Last year we wrote a reflection about the UN’s Committee on World Food Security (CFS) wherein we proclaimed that the CFS was at crossroads. That was right after CFS’s annual plenary in October – its 42nd Plenary. At that time we identified a number of potential challenges that this Committee was facing to keep the spirit of its 2009 Reform alive.

In particular, we pointed out three main issues. First, that the initial ambition brought by the reform of the Committee and the engagement of non-state actors seemed to be fading away. Second, that we observed a lack of coherence amongst member states and participants regarding the future directions of the CFS. And third, that the multi-stakeholder format of the reformed CFS was being put into question, notably by not paying sufficiently attention to power dynamics and a failure to frame negotiations with a rights-based approach.

Last week the CFS met for its 43rd Plenary. By the end of the week we felt that many of our concerns and predictions had been re-enforced or confirmed. We also felt that it would be interesting to re-engage in this debate.

This time we also thought that it would be valuable to include more people in a thinking and sharing exercise.

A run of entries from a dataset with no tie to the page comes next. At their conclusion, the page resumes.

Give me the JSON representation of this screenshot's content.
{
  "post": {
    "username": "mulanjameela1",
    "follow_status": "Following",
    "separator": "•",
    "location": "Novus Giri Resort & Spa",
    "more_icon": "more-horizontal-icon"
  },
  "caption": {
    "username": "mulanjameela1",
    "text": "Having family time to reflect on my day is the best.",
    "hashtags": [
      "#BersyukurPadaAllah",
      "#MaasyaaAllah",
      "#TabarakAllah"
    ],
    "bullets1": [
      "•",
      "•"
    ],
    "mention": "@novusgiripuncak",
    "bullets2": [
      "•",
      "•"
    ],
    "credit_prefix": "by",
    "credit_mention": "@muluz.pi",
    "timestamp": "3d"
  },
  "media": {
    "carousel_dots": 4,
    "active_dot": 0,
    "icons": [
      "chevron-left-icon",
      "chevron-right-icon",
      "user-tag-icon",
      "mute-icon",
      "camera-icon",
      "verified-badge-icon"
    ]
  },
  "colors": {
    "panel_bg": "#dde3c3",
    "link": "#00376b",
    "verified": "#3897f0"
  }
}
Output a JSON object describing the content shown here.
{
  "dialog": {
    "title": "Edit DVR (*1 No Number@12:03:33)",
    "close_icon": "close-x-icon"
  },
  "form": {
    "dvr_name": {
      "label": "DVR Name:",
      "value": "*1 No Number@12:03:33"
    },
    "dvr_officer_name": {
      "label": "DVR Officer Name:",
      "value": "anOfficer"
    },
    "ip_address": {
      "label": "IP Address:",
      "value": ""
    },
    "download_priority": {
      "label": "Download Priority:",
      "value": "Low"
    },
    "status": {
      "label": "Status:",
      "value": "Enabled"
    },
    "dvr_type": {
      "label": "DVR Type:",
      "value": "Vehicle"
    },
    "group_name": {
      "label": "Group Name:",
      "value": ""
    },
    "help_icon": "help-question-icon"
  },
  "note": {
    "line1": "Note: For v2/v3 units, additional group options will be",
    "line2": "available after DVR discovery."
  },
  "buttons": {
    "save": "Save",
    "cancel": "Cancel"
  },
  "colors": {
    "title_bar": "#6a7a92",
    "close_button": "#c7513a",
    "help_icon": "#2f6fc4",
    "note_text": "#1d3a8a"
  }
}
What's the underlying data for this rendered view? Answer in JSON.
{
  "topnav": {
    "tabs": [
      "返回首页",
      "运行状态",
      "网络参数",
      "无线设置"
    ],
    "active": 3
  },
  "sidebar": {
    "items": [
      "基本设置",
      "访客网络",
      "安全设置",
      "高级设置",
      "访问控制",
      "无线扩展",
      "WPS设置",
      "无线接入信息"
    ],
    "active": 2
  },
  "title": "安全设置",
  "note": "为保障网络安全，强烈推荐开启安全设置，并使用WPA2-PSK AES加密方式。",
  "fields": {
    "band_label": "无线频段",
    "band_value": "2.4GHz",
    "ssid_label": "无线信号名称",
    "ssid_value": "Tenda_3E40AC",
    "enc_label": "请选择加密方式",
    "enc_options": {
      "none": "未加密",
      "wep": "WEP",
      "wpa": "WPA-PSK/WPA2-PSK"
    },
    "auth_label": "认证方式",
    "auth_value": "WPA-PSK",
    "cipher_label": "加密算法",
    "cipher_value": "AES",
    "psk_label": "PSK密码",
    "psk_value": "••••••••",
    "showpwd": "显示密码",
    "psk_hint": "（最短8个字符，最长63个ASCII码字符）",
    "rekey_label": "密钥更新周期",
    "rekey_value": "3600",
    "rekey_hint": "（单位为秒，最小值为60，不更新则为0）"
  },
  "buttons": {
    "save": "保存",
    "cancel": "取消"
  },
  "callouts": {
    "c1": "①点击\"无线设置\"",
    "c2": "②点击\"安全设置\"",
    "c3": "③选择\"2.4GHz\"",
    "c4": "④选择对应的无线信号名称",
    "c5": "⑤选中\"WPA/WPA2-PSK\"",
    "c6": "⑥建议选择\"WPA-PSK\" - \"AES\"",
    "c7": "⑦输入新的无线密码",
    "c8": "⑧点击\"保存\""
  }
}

Indeed, after a week of intense interactions with academics, food producers, civil society actors, country delegates and private sector actors, we realised just how many people are working on questions like these! Besides, many issues such as those we raised above continue to need attention, while others were not addressed or even have just recently emerged.

Thus, over the next few weeks, researchers will be sharing their reflections, insights, analysis, concerns and hopes for the CFS.  Our hope is to raise awareness of key issues, strengthen collaboration, and facilitate a different way, hopefully a more accessible way, of communicating our ideas. Continue reading “The Future of CFS? Critical directions and emerging issues”

Making headway towards urban food security

This blogpost was written by Miguel Ruiz Marchini, MSc student in Organic Agriculture at Wageningen University and #CFS43 Social Reporter. The original blog post can be found here.


Urbanization has been a growing and tangible trend in our societies since the industrial revolution. With climate change and increasing migration patterns, the risks and stakes are higher. The attention on food security has been focused, naturally, on rural production. This needs to evolve. Efforts are underway to transform urban landscapes into resilient systems that foster and support food production, and civic inclusion.

The side event “Urban food policies and their role in sustainable food systems” exposed ‘la crème de la crème’ of forward-looking policy making for urban food security. It was presented by IPES-Food, UNESCO Chair on World Food Systems, Ivory Coast, FAO, and IUFN as part of the 2016 Commission on World Food Security (CFS) Plenary.

Continue reading “Making headway towards urban food security”

Advances in Food Security and Sustainability

The first volume of Advances in Food Security and Sustainability has been released. I have contributed a chapter on the post-political condition and global food security governance.


Advances in Food Security and Sustainability takes a scientific look at the challenges, constraints, and solutions necessary to maintain a healthy and accessible food supply in different communities around the world. The series addresses a wide range of issues related to the principles and practices of food sustainability and security, exploring challenges related to protecting environmental resources while meeting human nutritional requirements.

 Key Features

  • Contains expertise from leading contributions on the topics discussed
  • Covers a vast array of subjects relating to food security and sustainability

Table of Contents

Continue reading “Advances in Food Security and Sustainability”